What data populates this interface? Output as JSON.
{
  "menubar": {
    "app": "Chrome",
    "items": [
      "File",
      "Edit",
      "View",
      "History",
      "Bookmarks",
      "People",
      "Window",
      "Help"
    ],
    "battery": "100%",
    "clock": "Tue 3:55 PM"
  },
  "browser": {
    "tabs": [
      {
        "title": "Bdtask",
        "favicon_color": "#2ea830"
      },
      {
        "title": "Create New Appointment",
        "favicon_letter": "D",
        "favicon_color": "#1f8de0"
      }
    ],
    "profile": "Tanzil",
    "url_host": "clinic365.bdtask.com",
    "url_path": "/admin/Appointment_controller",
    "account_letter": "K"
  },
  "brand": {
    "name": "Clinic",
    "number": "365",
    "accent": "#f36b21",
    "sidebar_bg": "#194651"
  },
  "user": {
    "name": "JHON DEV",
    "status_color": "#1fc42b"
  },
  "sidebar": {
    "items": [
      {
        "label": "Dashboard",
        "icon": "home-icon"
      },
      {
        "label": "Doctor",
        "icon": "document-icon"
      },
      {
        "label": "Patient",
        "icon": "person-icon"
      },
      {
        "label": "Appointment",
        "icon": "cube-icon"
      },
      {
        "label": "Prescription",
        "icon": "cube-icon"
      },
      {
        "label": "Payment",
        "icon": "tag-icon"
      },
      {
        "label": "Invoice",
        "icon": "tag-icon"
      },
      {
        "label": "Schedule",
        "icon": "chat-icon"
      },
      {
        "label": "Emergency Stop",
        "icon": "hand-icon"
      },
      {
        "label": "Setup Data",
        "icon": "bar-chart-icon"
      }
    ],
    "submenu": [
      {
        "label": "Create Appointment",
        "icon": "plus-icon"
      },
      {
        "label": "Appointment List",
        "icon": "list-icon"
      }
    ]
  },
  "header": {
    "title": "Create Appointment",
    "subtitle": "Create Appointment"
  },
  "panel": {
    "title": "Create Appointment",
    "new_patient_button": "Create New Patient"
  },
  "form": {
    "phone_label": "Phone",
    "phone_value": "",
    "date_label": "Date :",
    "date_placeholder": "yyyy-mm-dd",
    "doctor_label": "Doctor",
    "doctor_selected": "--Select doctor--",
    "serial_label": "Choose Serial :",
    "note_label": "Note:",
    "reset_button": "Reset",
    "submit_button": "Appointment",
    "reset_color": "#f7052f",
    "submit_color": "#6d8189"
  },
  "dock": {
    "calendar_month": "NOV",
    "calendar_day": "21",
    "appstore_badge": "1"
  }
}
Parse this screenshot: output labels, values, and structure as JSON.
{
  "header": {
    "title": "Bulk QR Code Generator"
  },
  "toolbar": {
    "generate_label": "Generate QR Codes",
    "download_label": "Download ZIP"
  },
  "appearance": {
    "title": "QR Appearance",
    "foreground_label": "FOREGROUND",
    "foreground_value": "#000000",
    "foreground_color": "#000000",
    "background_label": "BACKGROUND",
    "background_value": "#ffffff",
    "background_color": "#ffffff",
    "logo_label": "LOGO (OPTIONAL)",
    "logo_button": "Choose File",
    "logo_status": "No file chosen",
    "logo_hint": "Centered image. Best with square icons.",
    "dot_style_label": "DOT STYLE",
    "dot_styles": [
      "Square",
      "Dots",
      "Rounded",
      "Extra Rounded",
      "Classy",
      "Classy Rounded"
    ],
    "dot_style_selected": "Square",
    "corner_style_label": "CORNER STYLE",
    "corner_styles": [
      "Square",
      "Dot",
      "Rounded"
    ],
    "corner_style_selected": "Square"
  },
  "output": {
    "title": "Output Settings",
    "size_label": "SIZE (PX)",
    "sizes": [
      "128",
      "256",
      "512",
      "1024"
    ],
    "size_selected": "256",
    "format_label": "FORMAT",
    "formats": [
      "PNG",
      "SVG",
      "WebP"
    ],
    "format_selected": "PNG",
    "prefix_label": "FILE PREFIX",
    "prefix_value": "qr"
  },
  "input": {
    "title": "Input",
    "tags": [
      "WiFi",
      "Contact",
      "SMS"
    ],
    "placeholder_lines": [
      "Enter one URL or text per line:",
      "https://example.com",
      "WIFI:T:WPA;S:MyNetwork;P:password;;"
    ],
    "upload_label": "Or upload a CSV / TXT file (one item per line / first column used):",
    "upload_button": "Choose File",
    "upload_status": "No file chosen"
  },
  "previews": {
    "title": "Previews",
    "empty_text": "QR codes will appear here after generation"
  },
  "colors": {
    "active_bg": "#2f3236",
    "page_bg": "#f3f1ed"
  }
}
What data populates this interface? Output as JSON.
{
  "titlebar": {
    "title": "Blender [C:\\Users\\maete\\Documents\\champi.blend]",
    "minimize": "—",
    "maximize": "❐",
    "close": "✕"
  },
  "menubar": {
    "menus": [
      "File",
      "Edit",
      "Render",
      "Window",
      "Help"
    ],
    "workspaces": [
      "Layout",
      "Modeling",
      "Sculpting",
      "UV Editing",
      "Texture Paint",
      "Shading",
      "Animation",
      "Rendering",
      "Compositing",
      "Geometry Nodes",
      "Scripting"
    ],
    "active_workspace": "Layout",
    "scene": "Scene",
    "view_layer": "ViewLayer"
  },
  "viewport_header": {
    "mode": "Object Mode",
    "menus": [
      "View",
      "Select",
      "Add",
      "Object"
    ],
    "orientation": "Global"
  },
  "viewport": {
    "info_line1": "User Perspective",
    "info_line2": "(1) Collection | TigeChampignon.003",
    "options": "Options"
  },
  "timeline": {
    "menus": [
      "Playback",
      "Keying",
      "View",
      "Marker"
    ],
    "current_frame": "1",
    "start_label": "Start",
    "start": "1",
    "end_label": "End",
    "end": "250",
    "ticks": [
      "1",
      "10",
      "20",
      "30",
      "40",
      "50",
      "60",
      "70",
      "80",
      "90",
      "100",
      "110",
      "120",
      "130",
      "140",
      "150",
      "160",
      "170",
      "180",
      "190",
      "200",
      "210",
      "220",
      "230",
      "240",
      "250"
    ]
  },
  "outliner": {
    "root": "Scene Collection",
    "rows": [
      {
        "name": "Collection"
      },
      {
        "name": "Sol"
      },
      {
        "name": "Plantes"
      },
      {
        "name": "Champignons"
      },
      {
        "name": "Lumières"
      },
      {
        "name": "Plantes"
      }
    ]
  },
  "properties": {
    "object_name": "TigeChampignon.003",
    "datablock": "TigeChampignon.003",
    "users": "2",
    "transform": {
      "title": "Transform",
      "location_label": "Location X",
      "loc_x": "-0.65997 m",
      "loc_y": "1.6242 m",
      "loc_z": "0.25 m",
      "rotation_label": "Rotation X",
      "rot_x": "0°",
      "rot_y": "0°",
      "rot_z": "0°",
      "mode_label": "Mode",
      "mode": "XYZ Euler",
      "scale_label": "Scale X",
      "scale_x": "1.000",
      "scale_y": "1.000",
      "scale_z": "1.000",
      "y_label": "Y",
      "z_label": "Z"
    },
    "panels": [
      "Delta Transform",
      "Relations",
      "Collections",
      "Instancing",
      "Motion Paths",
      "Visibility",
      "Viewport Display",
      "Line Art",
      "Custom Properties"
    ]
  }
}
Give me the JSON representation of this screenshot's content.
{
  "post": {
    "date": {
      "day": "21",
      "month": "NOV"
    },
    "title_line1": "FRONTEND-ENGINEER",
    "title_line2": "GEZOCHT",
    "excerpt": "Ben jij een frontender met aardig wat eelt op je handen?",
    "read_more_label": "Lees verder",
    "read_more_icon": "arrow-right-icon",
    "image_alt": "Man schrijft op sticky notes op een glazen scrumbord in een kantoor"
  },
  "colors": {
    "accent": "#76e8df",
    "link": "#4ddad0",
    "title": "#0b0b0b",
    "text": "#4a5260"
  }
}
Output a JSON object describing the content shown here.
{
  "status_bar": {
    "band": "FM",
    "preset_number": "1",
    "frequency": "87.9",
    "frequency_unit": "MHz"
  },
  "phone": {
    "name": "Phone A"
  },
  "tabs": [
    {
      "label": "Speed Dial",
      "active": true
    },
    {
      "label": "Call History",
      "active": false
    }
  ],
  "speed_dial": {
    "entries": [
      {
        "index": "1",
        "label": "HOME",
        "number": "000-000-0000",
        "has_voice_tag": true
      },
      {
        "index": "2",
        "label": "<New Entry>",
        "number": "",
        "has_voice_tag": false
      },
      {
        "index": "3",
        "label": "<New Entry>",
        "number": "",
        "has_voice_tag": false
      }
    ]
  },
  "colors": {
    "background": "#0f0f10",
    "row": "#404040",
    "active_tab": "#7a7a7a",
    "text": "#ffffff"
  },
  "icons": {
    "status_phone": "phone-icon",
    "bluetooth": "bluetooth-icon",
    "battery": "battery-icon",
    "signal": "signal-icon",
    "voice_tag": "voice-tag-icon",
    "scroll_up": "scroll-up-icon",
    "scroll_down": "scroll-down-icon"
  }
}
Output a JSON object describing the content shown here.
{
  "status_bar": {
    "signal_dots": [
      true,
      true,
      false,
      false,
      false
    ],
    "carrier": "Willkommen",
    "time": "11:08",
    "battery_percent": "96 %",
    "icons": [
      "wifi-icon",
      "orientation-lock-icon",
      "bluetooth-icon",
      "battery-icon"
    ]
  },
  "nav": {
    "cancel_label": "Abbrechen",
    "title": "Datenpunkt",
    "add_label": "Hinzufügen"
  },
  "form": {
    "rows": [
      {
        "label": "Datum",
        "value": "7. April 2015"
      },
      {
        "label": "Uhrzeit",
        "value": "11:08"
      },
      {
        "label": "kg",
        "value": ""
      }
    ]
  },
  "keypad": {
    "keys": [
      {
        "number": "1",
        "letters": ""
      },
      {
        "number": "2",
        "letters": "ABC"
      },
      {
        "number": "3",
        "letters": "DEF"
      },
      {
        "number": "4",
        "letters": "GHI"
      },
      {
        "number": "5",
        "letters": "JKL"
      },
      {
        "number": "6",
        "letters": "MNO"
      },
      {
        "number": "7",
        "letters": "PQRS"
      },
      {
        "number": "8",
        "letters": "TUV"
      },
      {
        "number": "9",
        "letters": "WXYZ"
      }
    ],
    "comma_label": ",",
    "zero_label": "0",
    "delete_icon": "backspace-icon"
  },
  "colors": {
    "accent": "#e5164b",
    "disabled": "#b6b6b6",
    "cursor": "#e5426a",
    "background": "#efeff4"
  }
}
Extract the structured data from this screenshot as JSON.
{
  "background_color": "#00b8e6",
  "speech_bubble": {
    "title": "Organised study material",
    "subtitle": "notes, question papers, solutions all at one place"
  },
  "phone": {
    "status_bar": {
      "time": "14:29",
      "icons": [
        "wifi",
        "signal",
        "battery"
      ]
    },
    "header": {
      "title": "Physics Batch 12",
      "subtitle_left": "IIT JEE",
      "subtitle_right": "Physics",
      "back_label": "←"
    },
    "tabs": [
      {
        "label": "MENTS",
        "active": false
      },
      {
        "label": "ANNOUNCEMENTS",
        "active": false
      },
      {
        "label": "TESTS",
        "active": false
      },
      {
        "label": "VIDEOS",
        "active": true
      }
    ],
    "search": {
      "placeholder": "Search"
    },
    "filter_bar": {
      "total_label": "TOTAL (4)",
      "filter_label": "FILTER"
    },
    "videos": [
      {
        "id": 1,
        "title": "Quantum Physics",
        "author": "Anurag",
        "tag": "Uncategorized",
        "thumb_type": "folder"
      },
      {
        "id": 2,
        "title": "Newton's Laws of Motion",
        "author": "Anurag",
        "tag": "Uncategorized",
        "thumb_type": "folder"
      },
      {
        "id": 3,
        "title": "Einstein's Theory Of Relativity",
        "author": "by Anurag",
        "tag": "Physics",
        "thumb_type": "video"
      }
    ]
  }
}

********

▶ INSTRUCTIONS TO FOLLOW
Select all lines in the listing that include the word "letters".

▶ WRITTEN ANSWER
        "letters": ""
        "letters": "ABC"
        "letters": "DEF"
        "letters": "GHI"
        "letters": "JKL"
        "letters": "MNO"
        "letters": "PQRS"
        "letters": "TUV"
        "letters": "WXYZ"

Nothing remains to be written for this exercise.